Sign up ×
Stack Overflow is a question and answer site for professional and enthusiast programmers. It's 100% free.

I have the following project structure using a Domain Model, StructureMap and Fluent NHibernate:

Project Structure

The problem I'm having is that Fluent NHibernate requires all of the following to be the bin directory of the website for it to work at runtime:

  • Antlr3.Runtime.dll *
  • Castle.Core.dll
  • Castle.DynamicProxy2.dll
  • FluentNHibernate.dll *
  • Iesi.Collections.dll *
  • log4net.dll *
  • NHibernate.ByteCode.Castle.dll
  • NHibernate.dll *

The problem I'm having is that not all of these assemblies are output to my website's bin directory. Currently only the items with a * are output correctly. The items in bold are missing from the bin directory.

Now, I would of assumed that the reason for this is because I have not added them as references to my Fluent NHibernate project. The only references I currently have are to NHibernate.dll and FluentNHibernate.dll. These two references alone are enough to bring through the items marked with a *, but they do not bring through the missing items.

So, I then thought that to get them to all come through I'd just add them as references to the Fluent NHibernate project. Unfortunately, this made no difference; the same items were still missing from the bin directory.

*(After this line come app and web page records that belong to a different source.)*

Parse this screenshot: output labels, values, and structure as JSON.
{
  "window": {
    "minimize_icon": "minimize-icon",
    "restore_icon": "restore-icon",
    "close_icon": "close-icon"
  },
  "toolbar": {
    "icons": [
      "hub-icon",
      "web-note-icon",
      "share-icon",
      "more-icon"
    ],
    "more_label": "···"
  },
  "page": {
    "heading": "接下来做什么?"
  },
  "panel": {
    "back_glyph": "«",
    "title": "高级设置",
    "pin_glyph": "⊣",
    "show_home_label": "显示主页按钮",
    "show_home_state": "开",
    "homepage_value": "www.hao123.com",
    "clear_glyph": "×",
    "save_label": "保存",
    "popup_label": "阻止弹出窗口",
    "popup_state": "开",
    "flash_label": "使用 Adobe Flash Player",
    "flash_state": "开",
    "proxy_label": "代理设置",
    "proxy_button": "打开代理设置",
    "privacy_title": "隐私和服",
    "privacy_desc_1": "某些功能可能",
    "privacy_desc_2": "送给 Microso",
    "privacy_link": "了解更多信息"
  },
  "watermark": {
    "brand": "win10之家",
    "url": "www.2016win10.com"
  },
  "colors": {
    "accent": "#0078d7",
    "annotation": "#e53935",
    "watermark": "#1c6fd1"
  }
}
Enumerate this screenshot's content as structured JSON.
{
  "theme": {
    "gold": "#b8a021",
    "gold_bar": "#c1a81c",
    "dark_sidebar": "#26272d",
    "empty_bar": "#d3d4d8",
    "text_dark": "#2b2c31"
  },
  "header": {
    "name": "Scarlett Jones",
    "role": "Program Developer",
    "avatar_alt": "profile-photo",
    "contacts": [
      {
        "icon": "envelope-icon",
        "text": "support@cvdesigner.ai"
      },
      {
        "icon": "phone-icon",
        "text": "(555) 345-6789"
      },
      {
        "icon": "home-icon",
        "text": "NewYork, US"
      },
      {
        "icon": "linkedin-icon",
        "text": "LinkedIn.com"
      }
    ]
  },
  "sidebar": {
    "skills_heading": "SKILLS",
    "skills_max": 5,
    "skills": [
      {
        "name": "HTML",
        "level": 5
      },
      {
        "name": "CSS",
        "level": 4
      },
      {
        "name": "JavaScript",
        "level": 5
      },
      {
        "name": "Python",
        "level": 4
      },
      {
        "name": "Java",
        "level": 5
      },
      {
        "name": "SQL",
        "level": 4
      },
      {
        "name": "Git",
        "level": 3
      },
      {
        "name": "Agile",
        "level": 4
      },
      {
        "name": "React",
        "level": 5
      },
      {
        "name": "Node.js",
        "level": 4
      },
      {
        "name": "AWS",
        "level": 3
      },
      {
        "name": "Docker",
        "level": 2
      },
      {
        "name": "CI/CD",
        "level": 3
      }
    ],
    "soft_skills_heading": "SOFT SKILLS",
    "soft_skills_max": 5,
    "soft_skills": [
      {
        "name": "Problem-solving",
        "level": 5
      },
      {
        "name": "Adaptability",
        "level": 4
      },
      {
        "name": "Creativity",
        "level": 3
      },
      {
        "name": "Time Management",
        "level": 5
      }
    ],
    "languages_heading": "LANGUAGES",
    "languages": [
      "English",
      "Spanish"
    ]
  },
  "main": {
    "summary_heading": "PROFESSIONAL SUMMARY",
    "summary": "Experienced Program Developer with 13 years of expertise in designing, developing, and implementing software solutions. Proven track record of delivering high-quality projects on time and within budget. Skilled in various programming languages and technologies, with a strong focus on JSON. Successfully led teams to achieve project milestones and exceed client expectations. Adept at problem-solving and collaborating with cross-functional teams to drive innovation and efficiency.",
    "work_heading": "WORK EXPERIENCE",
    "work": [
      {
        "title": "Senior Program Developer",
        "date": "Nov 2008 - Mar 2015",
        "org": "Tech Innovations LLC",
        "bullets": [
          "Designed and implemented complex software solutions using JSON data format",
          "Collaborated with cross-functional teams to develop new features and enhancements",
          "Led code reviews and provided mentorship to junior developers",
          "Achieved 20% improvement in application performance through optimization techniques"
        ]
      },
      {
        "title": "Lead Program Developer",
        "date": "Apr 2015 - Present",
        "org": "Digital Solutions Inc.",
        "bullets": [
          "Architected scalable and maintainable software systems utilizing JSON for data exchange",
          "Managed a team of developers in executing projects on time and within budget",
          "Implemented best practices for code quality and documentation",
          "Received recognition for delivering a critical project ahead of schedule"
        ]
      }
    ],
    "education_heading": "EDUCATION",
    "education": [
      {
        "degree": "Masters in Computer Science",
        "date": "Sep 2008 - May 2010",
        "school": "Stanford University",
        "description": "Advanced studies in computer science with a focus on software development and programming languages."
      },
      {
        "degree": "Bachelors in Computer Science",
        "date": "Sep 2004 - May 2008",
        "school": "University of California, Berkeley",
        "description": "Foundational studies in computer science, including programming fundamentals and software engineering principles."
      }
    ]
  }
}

I've never really understood how visual studios decides which assemblies to copy over. I always assumed it was any assembly marked as Copy Local=true, but this doesn't seem to be the case in this scenario.

Of course I could just add all the assembly references into Website, but then that'd completed defeat the point of loosely coupling the projects through StructureMap.

Does anyone have any idea why the assemblies are missing and how I can get them to copy over correctly?

share|improve this question

1 Answer 1

up vote 4 down vote accepted

You can either add references to the project that requires those files be present in the output directory (Website in your case) or you can add a post-build step in your build script to copy them across.

This is a case of VS and the compiler being "smart" about whether references are actually required or not. The C# compiler optimizes out those references that aren't actually required. Adding a reference to non-required assembly in VS will ensure it appears in the output directory of that project. However, dependent projects will only get that same assembly if it's actually used by the project referencing it. That is, if the C# compiler hasn't optimized its reference out. That's why you would need to add the reference to the Website project, if you go that route.

Personally, I did exactly that. I don't really think this is tight coupling since NH still resolves the assemblies dynamically at runtime. And it's not like I can't just substitute in other byte code assemblies manually and restart my app. But it's also not like I would do that without adequate testing, so in a way I consider myself to be coupled to Castle on the basis of that. And, therefore, I'm not irked by the references.

share|improve this answer
Out of interest, why would you add the references when you could use the post build event and copy? –  GenericTypeTea Jul 27 '10 at 9:30
I would copy them on a post-build step and keep the web-project clean from references. –  jishi Jul 27 '10 at 16:47
@jishi: to each his own. To me, a post-build step in the Website project is just as much a statement of dependence as is adding the references. –  Kent Boogaart Jul 27 '10 at 17:22

Your Answer


By posting your answer, you agree to the privacy policy and terms of service.

Not the answer you're looking for? Browse other questions tagged or ask your own question.